Comparison between perceptual assessments of nasality and nasalance scores
2012 (English)In: International journal of language and communication disorders, ISSN 1368-2822, E-ISSN 1460-6984, Vol. 47, no 5, 556-566 p.Article in journal (Refereed) Published
Background: There are different reports of the usefulness of the Nasometer™ as a complement to listening, often as correlation calculations between listening and nasalance measurements. Differences between findings have been attributed to listener experience and types of speech stimuli.

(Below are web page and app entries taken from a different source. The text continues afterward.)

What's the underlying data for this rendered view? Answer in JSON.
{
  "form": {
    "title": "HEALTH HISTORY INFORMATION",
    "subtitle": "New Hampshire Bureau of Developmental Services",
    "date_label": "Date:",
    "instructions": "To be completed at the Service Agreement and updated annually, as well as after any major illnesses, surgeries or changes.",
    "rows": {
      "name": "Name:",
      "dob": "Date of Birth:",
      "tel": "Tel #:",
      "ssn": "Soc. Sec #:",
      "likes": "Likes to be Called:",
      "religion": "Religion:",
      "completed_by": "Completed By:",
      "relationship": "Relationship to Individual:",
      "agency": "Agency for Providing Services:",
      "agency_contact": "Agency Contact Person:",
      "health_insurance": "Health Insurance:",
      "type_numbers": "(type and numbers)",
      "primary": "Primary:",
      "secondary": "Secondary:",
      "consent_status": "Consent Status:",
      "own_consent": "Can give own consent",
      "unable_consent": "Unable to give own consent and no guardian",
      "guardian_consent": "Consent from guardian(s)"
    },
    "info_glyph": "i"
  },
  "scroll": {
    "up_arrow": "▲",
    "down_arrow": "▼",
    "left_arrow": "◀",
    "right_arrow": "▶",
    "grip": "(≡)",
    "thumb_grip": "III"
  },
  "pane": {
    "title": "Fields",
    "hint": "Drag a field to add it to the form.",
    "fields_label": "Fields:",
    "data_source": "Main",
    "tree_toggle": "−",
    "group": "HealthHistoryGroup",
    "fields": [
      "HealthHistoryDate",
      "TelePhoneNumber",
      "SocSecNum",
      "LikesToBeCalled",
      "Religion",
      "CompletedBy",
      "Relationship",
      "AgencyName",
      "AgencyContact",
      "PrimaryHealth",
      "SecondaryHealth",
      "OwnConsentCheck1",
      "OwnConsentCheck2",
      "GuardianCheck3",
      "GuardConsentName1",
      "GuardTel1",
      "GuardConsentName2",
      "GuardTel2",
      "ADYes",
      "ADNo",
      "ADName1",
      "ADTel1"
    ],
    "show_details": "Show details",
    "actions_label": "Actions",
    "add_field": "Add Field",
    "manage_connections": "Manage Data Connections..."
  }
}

Aims: To compare nasalance scores from the Nasometer with perceptual assessments, for the same and different Swedish speech stimuli, using three groups of listeners with differing levels of experience in judging speech nasality. Methods & Procedures: To compare nasalance scores and blinded listener ratings of randomized recordings using three groups of listeners and two groups of speakers. Speakers were either classified as having hypernasal speech or speech with typical speech resonance. Listeners were speech-language pathologists (SLPs) working predominantly with resonance disorders, other SLPs and untrained listeners.
Outcomes & Results: Correlations (r(s) ) between hypernasality ratings and nasalance scores for each listener group and speech stimuli were calculated. For both groups of SLPs all correlations between perceptual ratings and nasalance scores were significant at p= 0.01. The correlations between the nasalance scores and ratings by listeners in the SLP groups were higher than those for the untrained listener group regardless of stimulus type. Post-hoc Mann-Whitney U-tests showed that the only difference that was significant was expert SLP group versus untrained listener group. Secondly, correlations between perceptual ratings and oral stimulus nasalance scores were higher when the perceptual ratings were based on spontaneous speech rather than on the oral stimulus. However, a Wilcoxon signed rank test showed that the difference was not significant. A third finding was that correlations between oral stimulus nasalance scores and perceptual scores were higher than those between mixed stimulus nasalance scores and perceptual scores. A Wilcoxon signed rank test showed that the difference was significant.
Conclusions & Implications: The Nasometer might be useful for the SLP with limited experience in assessing resonance disorders in differentiating between hyper- and hyponasality. With listener reliability for ratings of hypernasality still being an issue, the use of a nasalance score as a complement to the perceptual evaluation will also aid the expert SLP. It will give an alternative way of quantifying speech resonance and might help in especially hard to judge cases.
Place, publisher, year, edition, pages
Wiley-Blackwell, 2012. Vol. 47, no 5, 556-566 p.
nasality, perceptual, acoustics
Other Medical Sciences not elsewhere specified
IdentifiersURN: urn:nbn:se:umu:diva-60204DOI: 10.1111/j.1460-6984.2012.00165.xPubMedID: 22938066OAI: oai:DiVA.org:umu-60204DiVA: diva2:558753